───── Stored data

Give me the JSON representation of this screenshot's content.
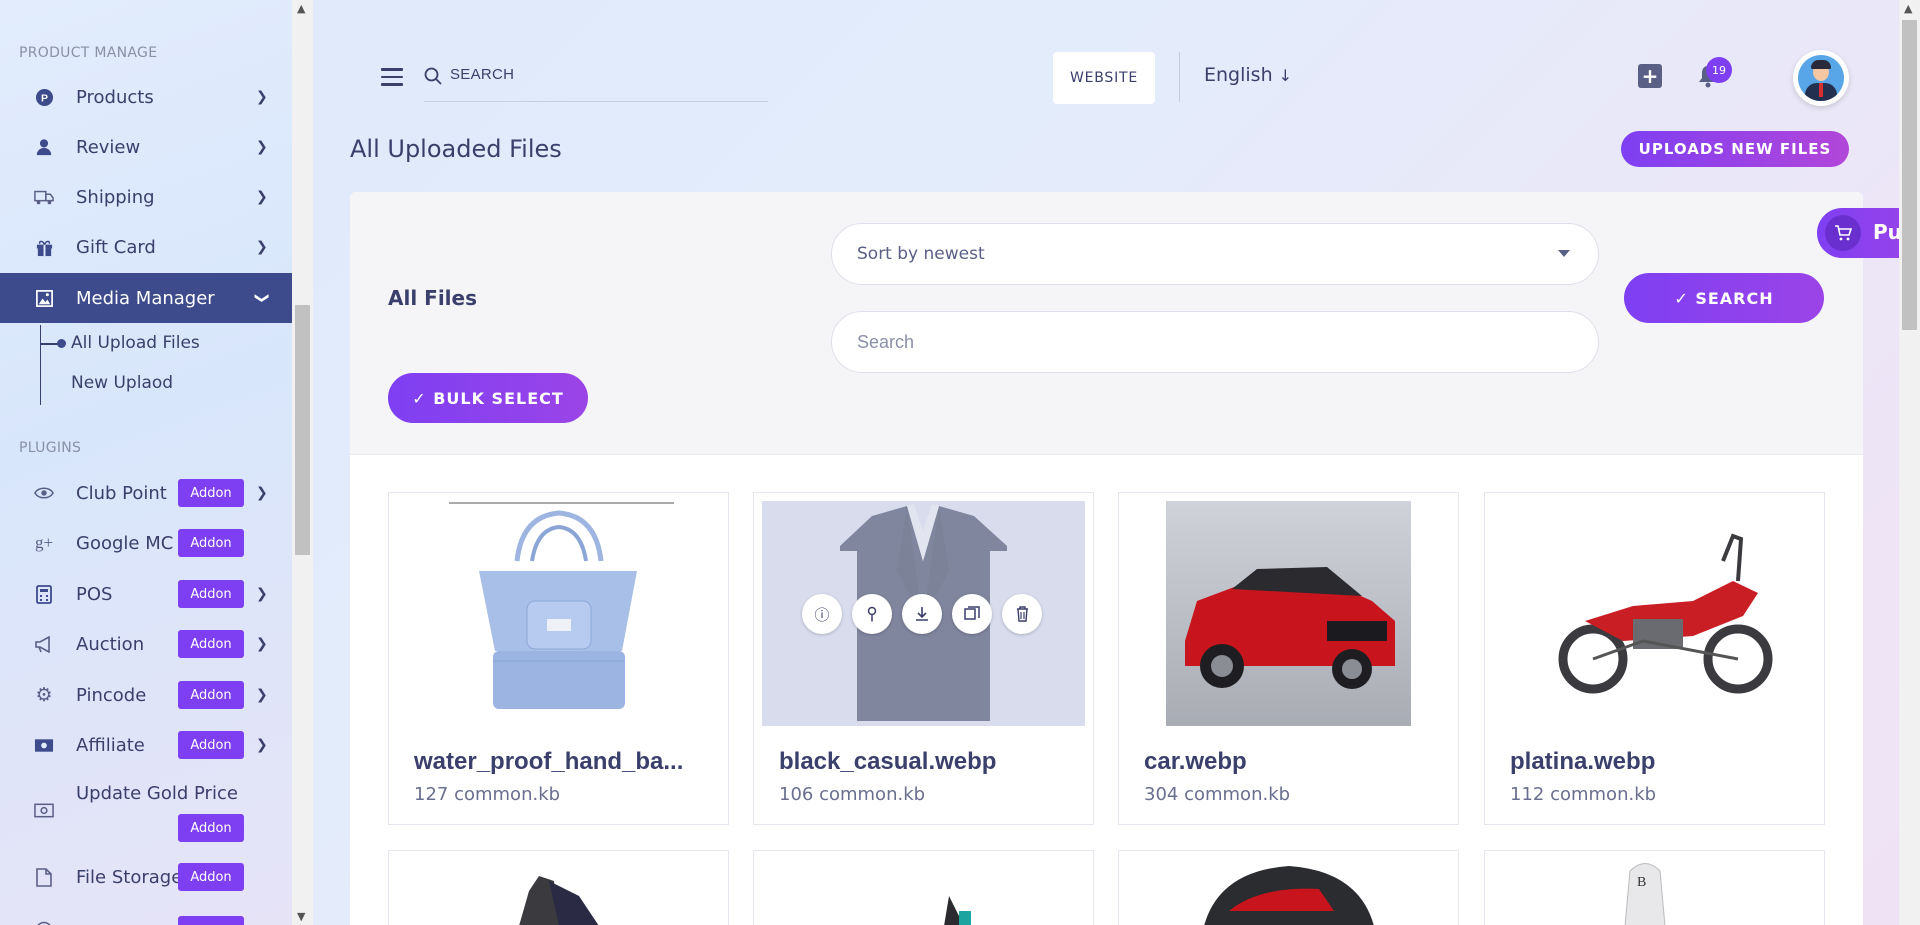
{
  "sidebar": {
    "section_product": "PRODUCT MANAGE",
    "section_plugins": "PLUGINS",
    "items": [
      {
        "label": "Products",
        "icon": "products-icon"
      },
      {
        "label": "Review",
        "icon": "user-icon"
      },
      {
        "label": "Shipping",
        "icon": "truck-icon"
      },
      {
        "label": "Gift Card",
        "icon": "gift-icon"
      },
      {
        "label": "Media Manager",
        "icon": "image-icon"
      }
    ],
    "sub_items": [
      "All Upload Files",
      "New Uplaod"
    ],
    "plugins": [
      {
        "label": "Club Point",
        "addon": "Addon"
      },
      {
        "label": "Google MC",
        "addon": "Addon"
      },
      {
        "label": "POS",
        "addon": "Addon"
      },
      {
        "label": "Auction",
        "addon": "Addon"
      },
      {
        "label": "Pincode",
        "addon": "Addon"
      },
      {
        "label": "Affiliate",
        "addon": "Addon"
      },
      {
        "label": "Update Gold Price",
        "addon": "Addon"
      },
      {
        "label": "File Storage",
        "addon": "Addon"
      }
    ]
  },
  "topbar": {
    "search_placeholder": "SEARCH",
    "website_label": "WEBSITE",
    "language": "English",
    "notification_count": "19"
  },
  "page": {
    "title": "All Uploaded Files",
    "upload_button": "UPLOADS NEW FILES",
    "all_files": "All Files",
    "sort_value": "Sort by newest",
    "search_placeholder": "Search",
    "search_button": "SEARCH",
    "bulk_button": "BULK SELECT",
    "floating_label": "Pu"
  },
  "files": [
    {
      "name": "water_proof_hand_ba...",
      "size": "127 common.kb"
    },
    {
      "name": "black_casual.webp",
      "size": "106 common.kb"
    },
    {
      "name": "car.webp",
      "size": "304 common.kb"
    },
    {
      "name": "platina.webp",
      "size": "112 common.kb"
    }
  ],
  "colors": {
    "accent": "#7e3ff2",
    "sidebar_active": "#3d4a8c",
    "text": "#3a3f6b"
  }
}
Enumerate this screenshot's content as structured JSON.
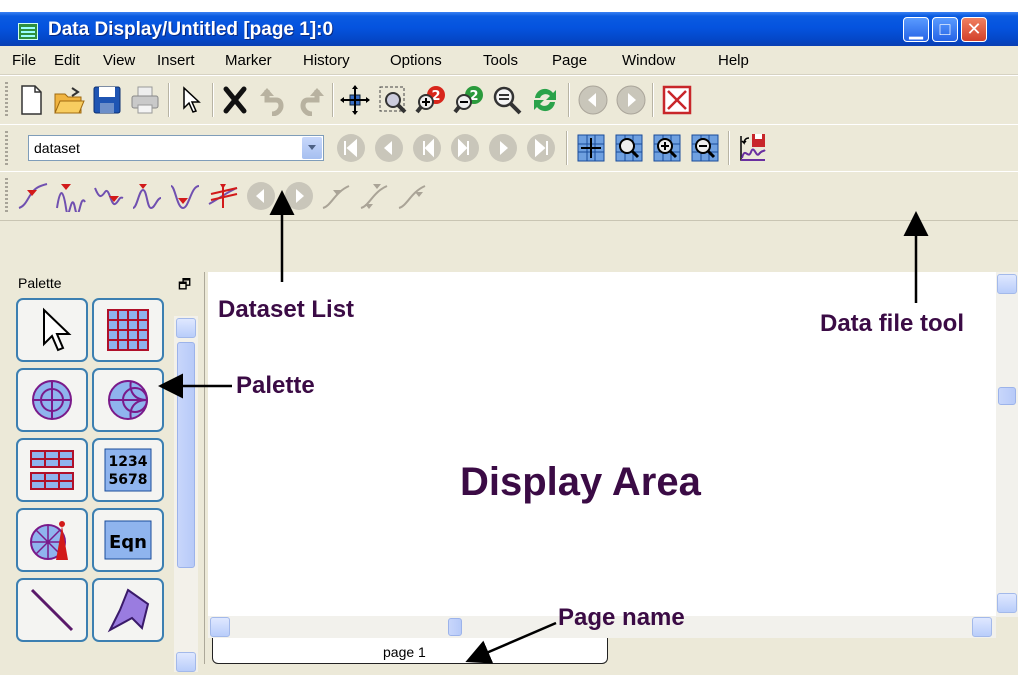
{
  "window": {
    "title": "Data Display/Untitled [page 1]:0",
    "minimize_glyph": "▁",
    "maximize_glyph": "□",
    "close_glyph": "✕"
  },
  "menu": [
    "File",
    "Edit",
    "View",
    "Insert",
    "Marker",
    "History",
    "Options",
    "Tools",
    "Page",
    "Window",
    "Help"
  ],
  "toolbar": {
    "dataset_value": "dataset"
  },
  "palette": {
    "title": "Palette",
    "items": [
      "arrow-select",
      "rectangular-plot",
      "polar-plot",
      "smith-chart",
      "stacked-rectangular-plot",
      "list",
      "antenna-plot",
      "equation",
      "polyline",
      "polygon"
    ],
    "list_label_top": "1234",
    "list_label_bottom": "5678",
    "equation_label": "Eqn"
  },
  "display": {
    "title": "Display Area"
  },
  "page_tab": {
    "label": "page 1"
  },
  "annotations": {
    "dataset_list": "Dataset List",
    "data_file_tool": "Data file tool",
    "palette": "Palette",
    "page_name": "Page name"
  },
  "colors": {
    "titlebar": "#0553df",
    "annotation": "#3b0b45",
    "palette_border": "#3c7fb1",
    "window_bg": "#ece9d8"
  }
}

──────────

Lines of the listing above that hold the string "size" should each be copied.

Result:
      "size": "127 common.kb"
      "size": "106 common.kb"
      "size": "304 common.kb"
      "size": "112 common.kb"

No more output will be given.